R: That’s it for market sentiment, then. Let’s focus on your practice again. What projects are you currently working on?
M: There’s a few angles that I’m pursuing, all very research-oriented. First is a theme that I’ve been investigating for a while now, which is looking at how emerging technologies – in this case, deep learning – can augment our ability to creatively express ourselves, particularly in a realtime, interactive manner with continuous control - analogous to playing a musical instrument, like a piano. How can I create computational systems, now using deep learning, that give people meaningful control and enable them to feel like they are able to creatively and even emotionally express themselves?

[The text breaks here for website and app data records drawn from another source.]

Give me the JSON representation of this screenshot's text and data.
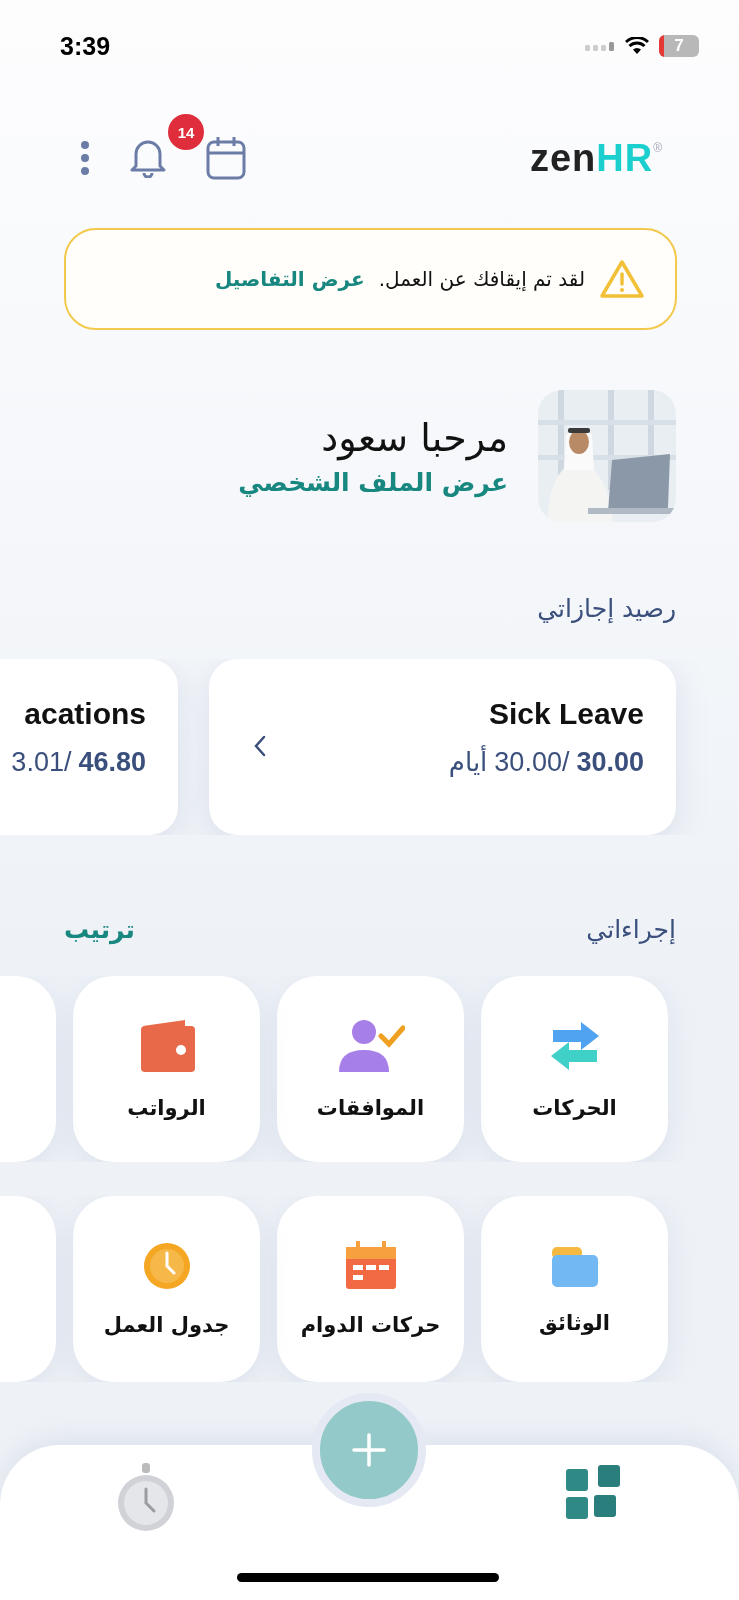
{
  "status_bar": {
    "time": "3:39",
    "battery": "7"
  },
  "header": {
    "logo": {
      "word": "zen",
      "accent": "HR",
      "mark": "®"
    },
    "notifications": {
      "count": "14"
    }
  },
  "alert": {
    "message": "لقد تم إيقافك عن العمل.",
    "link": "عرض التفاصيل"
  },
  "profile": {
    "greeting": "مرحبا سعود",
    "link": "عرض الملف الشخصي"
  },
  "leave_balance": {
    "title": "رصيد إجازاتي",
    "cards": [
      {
        "name": "Sick Leave",
        "used": "30.00",
        "total": "30.00/",
        "unit": "أيام"
      },
      {
        "name": "acations",
        "used": "46.80",
        "total": "3.01/"
      }
    ]
  },
  "actions": {
    "title": "إجراءاتي",
    "sort_link": "ترتيب",
    "rows": [
      [
        {
          "label": "الحركات",
          "kind": "transfer"
        },
        {
          "label": "الموافقات",
          "kind": "approval"
        },
        {
          "label": "الرواتب",
          "kind": "wallet"
        }
      ],
      [
        {
          "label": "الوثائق",
          "kind": "folder"
        },
        {
          "label": "حركات الدوام",
          "kind": "calendar"
        },
        {
          "label": "جدول العمل",
          "kind": "clock"
        }
      ]
    ]
  }
}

From a more conceptual angle, I’m interested in using machines that learn as a way to reflect on how we make sense of the world. Artificial neural networks [systems of hardware and/or software very loosely inspired by, but really nothing like, the operation of neurons in biological brains] are incredibly biased and problematic. They’re complicated, but can be very predictable, as well. Just like us. I don’t mean artificial neural networks are like our brain. I mean I just like using them as a mirror to ourselves. We can only understand the world through the lens of everything that we’ve seen or heard or read before. We are constantly trying to make sense of everything that we experience based on our past experiences. We see things not as they are, but as we are. And that’s what I’m interested in exploring and exposing. Some of my work tries to combine both of these (and other) themes. E.g., my Learning to See series tries to do this, as both being a system for realtime expression, a potential new form of filmmaking and digital puppetry, but also ultimately demonstrates this extreme bias. One who has only ever seen thousands of images of the ocean will see the ocean everywhere they look.